Task item — Across the whole listing, copy out every line that includes the string "kind".

Dataset content —
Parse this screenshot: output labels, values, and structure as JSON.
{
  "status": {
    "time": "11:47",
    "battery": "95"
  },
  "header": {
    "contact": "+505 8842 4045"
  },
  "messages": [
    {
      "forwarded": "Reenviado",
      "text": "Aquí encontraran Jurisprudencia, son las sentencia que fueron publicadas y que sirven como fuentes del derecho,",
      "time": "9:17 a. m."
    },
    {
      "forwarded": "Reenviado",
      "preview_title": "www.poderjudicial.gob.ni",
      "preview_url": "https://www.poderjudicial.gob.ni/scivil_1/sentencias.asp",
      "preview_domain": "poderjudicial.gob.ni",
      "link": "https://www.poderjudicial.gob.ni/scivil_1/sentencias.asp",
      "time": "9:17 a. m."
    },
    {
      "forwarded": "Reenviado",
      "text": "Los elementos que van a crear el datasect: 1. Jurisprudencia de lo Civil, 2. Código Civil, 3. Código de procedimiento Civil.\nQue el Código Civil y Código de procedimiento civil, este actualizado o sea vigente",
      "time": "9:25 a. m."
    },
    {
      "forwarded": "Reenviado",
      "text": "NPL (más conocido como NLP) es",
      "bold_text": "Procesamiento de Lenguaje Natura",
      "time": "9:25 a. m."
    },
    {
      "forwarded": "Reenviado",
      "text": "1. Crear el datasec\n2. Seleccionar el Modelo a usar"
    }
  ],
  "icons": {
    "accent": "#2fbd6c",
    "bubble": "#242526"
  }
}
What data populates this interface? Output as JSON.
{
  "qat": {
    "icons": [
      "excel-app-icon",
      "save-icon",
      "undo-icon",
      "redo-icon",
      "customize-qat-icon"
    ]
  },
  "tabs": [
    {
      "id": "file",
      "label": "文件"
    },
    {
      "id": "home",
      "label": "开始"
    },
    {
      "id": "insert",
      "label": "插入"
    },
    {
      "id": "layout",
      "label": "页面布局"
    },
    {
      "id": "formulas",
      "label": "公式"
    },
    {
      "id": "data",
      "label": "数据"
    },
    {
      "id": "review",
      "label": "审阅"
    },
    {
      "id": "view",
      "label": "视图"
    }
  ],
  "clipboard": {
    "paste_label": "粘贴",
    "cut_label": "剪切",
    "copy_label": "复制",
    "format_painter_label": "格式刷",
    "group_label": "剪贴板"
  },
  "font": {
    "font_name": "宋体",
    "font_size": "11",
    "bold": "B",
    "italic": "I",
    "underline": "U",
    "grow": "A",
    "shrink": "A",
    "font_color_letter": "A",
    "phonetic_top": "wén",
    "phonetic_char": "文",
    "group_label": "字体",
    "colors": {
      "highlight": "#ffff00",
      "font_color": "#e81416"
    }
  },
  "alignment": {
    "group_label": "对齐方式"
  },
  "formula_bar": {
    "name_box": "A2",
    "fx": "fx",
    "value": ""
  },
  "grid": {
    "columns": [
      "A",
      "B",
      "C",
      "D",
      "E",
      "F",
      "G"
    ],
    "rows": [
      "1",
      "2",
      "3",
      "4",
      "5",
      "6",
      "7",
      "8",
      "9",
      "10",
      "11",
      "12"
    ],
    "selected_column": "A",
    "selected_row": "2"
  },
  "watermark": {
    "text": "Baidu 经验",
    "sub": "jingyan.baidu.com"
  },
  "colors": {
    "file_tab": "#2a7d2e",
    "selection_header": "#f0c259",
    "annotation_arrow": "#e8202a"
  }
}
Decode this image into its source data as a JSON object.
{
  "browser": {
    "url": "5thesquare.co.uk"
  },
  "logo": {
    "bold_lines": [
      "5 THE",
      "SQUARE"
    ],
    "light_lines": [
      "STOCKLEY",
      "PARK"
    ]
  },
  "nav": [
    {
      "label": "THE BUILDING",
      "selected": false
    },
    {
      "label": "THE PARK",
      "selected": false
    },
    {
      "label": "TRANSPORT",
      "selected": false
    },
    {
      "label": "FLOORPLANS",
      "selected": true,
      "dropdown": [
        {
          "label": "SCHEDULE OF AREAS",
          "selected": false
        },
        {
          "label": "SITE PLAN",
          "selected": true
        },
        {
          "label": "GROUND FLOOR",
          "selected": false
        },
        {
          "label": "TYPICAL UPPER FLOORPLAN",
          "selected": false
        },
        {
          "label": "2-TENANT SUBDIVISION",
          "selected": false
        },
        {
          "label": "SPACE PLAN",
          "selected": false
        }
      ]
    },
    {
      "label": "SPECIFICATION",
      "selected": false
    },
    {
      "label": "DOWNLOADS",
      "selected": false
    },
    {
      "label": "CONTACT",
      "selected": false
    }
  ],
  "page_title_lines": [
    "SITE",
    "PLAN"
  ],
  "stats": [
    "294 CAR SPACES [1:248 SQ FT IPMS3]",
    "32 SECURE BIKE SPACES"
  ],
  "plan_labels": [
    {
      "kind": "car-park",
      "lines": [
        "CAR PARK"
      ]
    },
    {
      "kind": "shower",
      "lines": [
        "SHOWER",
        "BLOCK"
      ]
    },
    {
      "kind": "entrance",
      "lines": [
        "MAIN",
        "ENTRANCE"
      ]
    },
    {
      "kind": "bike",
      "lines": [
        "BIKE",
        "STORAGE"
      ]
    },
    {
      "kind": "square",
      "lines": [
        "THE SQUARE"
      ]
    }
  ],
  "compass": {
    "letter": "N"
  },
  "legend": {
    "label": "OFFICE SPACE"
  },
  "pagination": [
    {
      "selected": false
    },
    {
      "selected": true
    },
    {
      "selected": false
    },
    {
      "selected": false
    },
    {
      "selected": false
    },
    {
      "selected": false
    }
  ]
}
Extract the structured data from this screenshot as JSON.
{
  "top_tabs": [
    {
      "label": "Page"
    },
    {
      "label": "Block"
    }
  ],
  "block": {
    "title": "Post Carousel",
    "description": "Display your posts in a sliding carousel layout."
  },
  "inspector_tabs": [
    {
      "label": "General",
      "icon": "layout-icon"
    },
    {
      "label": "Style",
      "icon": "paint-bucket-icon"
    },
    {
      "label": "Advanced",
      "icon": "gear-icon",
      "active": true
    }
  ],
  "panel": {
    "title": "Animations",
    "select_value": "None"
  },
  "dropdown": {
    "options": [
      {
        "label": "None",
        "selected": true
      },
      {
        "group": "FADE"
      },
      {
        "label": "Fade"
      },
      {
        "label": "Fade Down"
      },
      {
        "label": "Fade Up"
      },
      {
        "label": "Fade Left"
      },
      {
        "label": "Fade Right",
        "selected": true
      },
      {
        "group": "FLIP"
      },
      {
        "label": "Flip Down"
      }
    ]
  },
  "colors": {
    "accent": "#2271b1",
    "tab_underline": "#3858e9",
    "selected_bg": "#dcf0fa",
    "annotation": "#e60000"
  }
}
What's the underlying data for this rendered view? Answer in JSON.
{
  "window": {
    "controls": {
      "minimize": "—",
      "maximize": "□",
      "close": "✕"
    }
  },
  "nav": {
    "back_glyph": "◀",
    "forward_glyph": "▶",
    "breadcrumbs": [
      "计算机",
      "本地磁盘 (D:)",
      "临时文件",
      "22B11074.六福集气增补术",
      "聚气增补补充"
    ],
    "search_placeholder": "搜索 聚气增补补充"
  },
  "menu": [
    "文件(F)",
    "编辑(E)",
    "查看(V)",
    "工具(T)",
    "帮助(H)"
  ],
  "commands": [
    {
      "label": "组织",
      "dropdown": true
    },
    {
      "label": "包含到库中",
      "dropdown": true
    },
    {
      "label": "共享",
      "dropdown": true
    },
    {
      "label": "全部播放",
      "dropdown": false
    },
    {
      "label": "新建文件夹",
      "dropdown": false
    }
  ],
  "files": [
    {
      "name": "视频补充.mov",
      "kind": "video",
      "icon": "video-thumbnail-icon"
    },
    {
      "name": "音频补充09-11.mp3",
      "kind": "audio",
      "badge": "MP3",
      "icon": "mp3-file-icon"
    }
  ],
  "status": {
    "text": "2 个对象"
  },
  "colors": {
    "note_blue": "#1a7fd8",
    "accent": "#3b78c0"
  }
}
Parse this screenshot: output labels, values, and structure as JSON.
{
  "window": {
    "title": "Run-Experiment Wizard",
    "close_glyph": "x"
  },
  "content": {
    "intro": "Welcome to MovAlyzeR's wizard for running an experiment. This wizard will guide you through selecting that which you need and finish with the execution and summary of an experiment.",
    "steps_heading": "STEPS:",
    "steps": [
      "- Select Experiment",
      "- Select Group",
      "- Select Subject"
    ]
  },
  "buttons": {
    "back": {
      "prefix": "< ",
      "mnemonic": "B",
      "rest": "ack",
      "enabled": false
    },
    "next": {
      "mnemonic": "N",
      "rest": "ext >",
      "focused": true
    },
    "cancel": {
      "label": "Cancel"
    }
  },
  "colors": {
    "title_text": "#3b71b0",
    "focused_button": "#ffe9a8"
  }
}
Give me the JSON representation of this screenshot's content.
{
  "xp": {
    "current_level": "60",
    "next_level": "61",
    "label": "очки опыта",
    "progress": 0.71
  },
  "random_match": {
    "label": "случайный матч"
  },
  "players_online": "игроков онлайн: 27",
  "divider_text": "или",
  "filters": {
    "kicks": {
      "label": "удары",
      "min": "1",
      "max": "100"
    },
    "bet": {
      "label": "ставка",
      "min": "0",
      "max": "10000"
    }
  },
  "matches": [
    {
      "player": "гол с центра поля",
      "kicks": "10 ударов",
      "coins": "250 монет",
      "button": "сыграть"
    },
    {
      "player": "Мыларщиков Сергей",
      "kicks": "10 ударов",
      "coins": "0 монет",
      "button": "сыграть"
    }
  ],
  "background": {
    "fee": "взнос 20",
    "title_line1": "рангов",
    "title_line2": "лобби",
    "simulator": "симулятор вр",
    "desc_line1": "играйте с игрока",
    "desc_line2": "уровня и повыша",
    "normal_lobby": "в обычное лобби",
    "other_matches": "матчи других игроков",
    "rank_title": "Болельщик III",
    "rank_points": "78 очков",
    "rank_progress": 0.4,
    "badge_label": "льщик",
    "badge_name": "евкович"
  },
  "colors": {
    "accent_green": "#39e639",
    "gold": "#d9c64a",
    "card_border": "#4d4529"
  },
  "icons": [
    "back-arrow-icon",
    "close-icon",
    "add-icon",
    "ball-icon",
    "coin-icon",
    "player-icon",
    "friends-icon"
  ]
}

Answer space —
      "kind": "car-park",
      "kind": "shower",
      "kind": "entrance",
      "kind": "bike",
      "kind": "square",
      "kind": "video",
      "kind": "audio",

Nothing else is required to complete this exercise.